▸ **WORK ITEM**: Everything in the listing below must be duplicated exactly.

** Opening RECORDS FOR THE EXERCISE block **

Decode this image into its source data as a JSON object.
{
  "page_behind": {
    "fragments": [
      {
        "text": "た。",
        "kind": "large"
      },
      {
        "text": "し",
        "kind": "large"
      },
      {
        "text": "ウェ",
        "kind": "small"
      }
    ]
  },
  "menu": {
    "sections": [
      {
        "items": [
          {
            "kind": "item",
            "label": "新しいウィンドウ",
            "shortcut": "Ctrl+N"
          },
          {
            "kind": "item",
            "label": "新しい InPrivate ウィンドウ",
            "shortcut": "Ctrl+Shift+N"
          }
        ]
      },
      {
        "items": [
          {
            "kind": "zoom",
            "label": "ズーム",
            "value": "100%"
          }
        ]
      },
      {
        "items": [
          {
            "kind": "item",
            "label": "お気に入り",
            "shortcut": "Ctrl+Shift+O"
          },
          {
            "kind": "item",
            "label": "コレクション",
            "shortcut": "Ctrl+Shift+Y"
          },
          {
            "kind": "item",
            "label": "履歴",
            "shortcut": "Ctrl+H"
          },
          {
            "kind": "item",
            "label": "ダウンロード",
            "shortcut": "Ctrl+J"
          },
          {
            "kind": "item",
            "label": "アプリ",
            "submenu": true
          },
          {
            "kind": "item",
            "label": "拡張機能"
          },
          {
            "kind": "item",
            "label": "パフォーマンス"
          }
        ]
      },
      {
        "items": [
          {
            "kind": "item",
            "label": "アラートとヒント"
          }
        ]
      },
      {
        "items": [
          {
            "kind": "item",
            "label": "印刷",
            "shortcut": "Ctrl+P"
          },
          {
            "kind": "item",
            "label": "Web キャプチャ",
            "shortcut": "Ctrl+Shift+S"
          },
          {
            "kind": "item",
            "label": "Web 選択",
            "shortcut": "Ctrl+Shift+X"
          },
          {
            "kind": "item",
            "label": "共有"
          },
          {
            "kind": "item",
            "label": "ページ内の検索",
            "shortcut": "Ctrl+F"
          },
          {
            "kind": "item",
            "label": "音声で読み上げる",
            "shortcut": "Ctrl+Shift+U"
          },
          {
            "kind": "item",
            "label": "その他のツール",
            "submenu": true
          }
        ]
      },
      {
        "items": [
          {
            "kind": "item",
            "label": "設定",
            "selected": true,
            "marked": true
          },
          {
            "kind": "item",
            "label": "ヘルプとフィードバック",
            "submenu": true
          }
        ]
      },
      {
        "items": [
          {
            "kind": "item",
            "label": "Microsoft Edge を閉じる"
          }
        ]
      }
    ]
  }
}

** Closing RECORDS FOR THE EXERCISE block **

▸ **YOUR SOLUTION**:
Decode this image into its source data as a JSON object.
{
  "page_behind": {
    "fragments": [
      {
        "text": "た。",
        "kind": "large"
      },
      {
        "text": "し",
        "kind": "large"
      },
      {
        "text": "ウェ",
        "kind": "small"
      }
    ]
  },
  "menu": {
    "sections": [
      {
        "items": [
          {
            "kind": "item",
            "label": "新しいウィンドウ",
            "shortcut": "Ctrl+N"
          },
          {
            "kind": "item",
            "label": "新しい InPrivate ウィンドウ",
            "shortcut": "Ctrl+Shift+N"
          }
        ]
      },
      {
        "items": [
          {
            "kind": "zoom",
            "label": "ズーム",
            "value": "100%"
          }
        ]
      },
      {
        "items": [
          {
            "kind": "item",
            "label": "お気に入り",
            "shortcut": "Ctrl+Shift+O"
          },
          {
            "kind": "item",
            "label": "コレクション",
            "shortcut": "Ctrl+Shift+Y"
          },
          {
            "kind": "item",
            "label": "履歴",
            "shortcut": "Ctrl+H"
          },
          {
            "kind": "item",
            "label": "ダウンロード",
            "shortcut": "Ctrl+J"
          },
          {
            "kind": "item",
            "label": "アプリ",
            "submenu": true
          },
          {
            "kind": "item",
            "label": "拡張機能"
          },
          {
            "kind": "item",
            "label": "パフォーマンス"
          }
        ]
      },
      {
        "items": [
          {
            "kind": "item",
            "label": "アラートとヒント"
          }
        ]
      },
      {
        "items": [
          {
            "kind": "item",
            "label": "印刷",
            "shortcut": "Ctrl+P"
          },
          {
            "kind": "item",
            "label": "Web キャプチャ",
            "shortcut": "Ctrl+Shift+S"
          },
          {
            "kind": "item",
            "label": "Web 選択",
            "shortcut": "Ctrl+Shift+X"
          },
          {
            "kind": "item",
            "label": "共有"
          },
          {
            "kind": "item",
            "label": "ページ内の検索",
            "shortcut": "Ctrl+F"
          },
          {
            "kind": "item",
            "label": "音声で読み上げる",
            "shortcut": "Ctrl+Shift+U"
          },
          {
            "kind": "item",
            "label": "その他のツール",
            "submenu": true
          }
        ]
      },
      {
        "items": [
          {
            "kind": "item",
            "label": "設定",
            "selected": true,
            "marked": true
          },
          {
            "kind": "item",
            "label": "ヘルプとフィードバック",
            "submenu": true
          }
        ]
      },
      {
        "items": [
          {
            "kind": "item",
            "label": "Microsoft Edge を閉じる"
          }
        ]
      }
    ]
  }
}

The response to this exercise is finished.